Did Franz Kafka have a son?
Before you begin reading Curt Leviant’s latest novel, Kafka’s Son (Dzanc Books, 2016), you are confronted with a curious bit of information. There are a dozen quotes from French reviews before the title page. Why? Because the book first appeared in French translation a few years ago before its publication earlier this year in the original English, and garnered incredible reviews. One reviewer on French national TV called Kafka’s Son “a work of genius.”
Kafka’s Son is a roller-coaster ride of a novel that is a mystery, travelogue, love story, literary analysis (Metamorphosis as comedy) and, most important, a challenge to our sense of historical timelines.
As our narrator meets one memorable character after another, the action rushes forward until the last page, which will astonish and surprise the narrator and delight the reader.
The big question is, did Franz Kafka have a son?
Leviant opens the novel with no fewer than seven beginnings, and concludes with an equal number of endings.
Beginning #1 is a nod to Herman Melville and Moby Dick: “Call me Amschl. All right, so don’t call me Amschl. Nobody does anyway. Except when I’m called up to the Torah by my Hebrew name: Amschl ben Moshe.” He is our narrator.
Beginning #2 tells readers they are entering a world where imagination and suspension of disbelief will launch them on a great adventure: “This is a true story. True story!? Humbug…. Either a narrative is true or it’s a story. It cannot be both. Period. End of story.”
Let me unfold the plot just enough to get you started. Giving you too many details will spoil the fun. You will want to be puzzled, startled and enlightened as you travel along with our questing narrator.
Amschl, a documentary filmmaker, is prompted by an elderly Czech Jew he meets in Eldridge Street Synagogue in New York to go to Prague and make a film about the true history of his idol, Kafka.

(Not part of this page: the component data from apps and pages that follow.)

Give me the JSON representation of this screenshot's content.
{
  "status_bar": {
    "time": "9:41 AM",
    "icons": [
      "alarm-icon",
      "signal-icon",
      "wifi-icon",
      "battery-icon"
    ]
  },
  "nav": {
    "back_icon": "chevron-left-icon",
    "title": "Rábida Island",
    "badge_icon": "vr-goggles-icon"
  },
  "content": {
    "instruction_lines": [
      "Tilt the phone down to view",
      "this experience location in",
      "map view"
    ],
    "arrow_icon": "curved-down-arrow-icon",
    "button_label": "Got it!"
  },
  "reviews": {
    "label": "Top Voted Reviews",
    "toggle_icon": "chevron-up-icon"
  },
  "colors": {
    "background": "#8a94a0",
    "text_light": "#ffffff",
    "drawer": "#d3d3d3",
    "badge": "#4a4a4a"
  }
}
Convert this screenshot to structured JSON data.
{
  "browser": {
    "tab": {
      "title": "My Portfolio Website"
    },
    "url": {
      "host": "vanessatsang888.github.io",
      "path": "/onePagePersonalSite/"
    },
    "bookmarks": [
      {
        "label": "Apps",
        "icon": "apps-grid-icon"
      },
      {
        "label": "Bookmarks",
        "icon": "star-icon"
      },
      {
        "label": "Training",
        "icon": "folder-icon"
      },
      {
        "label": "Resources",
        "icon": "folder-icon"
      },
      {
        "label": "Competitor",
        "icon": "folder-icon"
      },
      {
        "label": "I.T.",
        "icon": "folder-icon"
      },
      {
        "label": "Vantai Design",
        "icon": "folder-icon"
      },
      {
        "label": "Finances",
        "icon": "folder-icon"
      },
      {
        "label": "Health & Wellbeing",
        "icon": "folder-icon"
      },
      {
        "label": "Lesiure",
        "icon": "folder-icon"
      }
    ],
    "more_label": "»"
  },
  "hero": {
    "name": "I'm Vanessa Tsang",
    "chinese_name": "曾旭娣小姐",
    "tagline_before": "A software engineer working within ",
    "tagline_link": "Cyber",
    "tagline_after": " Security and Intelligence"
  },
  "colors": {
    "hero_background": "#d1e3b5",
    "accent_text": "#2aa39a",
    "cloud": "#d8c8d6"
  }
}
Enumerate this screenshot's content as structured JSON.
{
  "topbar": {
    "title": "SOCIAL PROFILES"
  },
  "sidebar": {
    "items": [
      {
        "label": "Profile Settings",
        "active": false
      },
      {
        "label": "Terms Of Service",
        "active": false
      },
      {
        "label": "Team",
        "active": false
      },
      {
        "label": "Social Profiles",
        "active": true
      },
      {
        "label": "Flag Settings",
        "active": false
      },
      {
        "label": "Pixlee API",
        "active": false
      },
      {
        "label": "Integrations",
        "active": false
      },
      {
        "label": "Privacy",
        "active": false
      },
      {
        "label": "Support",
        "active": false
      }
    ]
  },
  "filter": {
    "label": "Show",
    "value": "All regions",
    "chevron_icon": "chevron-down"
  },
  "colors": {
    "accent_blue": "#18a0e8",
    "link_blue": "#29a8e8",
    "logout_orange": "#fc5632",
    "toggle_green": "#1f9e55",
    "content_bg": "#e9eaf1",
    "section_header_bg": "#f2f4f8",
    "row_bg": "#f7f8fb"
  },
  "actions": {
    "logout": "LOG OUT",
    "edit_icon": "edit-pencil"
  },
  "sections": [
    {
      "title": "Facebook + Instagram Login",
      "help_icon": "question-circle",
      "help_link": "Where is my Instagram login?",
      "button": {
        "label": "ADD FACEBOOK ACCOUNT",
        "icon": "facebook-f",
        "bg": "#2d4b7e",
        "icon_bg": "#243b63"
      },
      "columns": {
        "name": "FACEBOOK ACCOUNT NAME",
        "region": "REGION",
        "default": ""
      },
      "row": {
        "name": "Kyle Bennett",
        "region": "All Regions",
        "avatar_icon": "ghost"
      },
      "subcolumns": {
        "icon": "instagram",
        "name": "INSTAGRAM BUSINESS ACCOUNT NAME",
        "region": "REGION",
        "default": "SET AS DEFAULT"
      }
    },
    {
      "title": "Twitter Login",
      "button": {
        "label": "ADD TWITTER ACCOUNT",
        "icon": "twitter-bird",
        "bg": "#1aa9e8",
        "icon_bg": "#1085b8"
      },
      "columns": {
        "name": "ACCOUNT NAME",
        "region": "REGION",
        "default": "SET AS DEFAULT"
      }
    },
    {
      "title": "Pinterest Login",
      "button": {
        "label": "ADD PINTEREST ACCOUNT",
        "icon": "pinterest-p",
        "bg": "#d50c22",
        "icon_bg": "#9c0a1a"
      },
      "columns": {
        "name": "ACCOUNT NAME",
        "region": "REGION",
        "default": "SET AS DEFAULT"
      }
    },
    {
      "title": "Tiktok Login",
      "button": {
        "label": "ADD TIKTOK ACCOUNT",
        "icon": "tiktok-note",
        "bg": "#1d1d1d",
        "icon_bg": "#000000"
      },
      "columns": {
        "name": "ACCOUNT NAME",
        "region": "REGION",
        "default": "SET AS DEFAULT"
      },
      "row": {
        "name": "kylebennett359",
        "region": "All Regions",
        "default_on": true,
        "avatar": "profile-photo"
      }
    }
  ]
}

Everything seems possible in Prague, a mystical city. With camera in hand, he visits the oldest synagogue, Altneuschul, where the legendary Golem is said to be asleep in the attic. Another character says he survived the German invasion in that same attic.
Amschl’s other encounters include a man with a “golem’s” face; the old beadle of the synagogue who insists there never was an attic; Katya, the beautiful girl in the blue beret who knows more than she tells our narrator, agrees to go to a concert with him and then disappears for a spell; a man who swears he is Kafka’s son and then he too disappears; and the enigmatic Mr. Klein, who does not disappear.
Mr. Klein becomes a companion, but raises additional questions. His very high energy level and obvious old age is puzzling. Katya reappears and leads our narrator to a synagogue not listed in the Jewish sites brochure, where he spots Mr. Klein praying quietly. The plaster lions guarding the holy ark leap off and come alive. Amschl is both frightened and frustrated because he does not have his camera to record this fantastic scene. Katya and Mr. Klein share knowing glances and a few words to add to the puzzle.
“The whole thing didn’t make sense” to Amschl but he plods on hoping to clear up one implausible “fact” after another. At one point, the absurdities pile up and he thinks, “It reminded me of what I learned in geometry, maybe algebra: multiply two negative numbers and you get a positive…. You add up two absurds and get one truth.”
The puzzle is compounded by the fact that all of these characters are breathing, rational, real people. Along with our narrator, you want to believe them. You will also note that most of them have a “K” beginning their first or last name.
The narrator keeps moving forward, looking for the breakthrough, and takes the reader, who becomes a willing partner on this whirlwind journey, to the startling ending I promised in my third paragraph.
Kafka’s Son is a superb novel that can be enjoyed on many levels. It keeps you guessing and turning pages to uncover the truth, and I agree with the French reviewer from Lire, a leading literary journal, who is unequivocal in his praise: “As to whether Kafka had an heir, the answer is obvious. His name is Curt Leviant.”
End of story!
Sidney Kessler, z”l, was a freelance writer in Glen Allen, Va. His articles appeared in the Wall Street Journal and the Richmond Times-Dispatch, among other publications.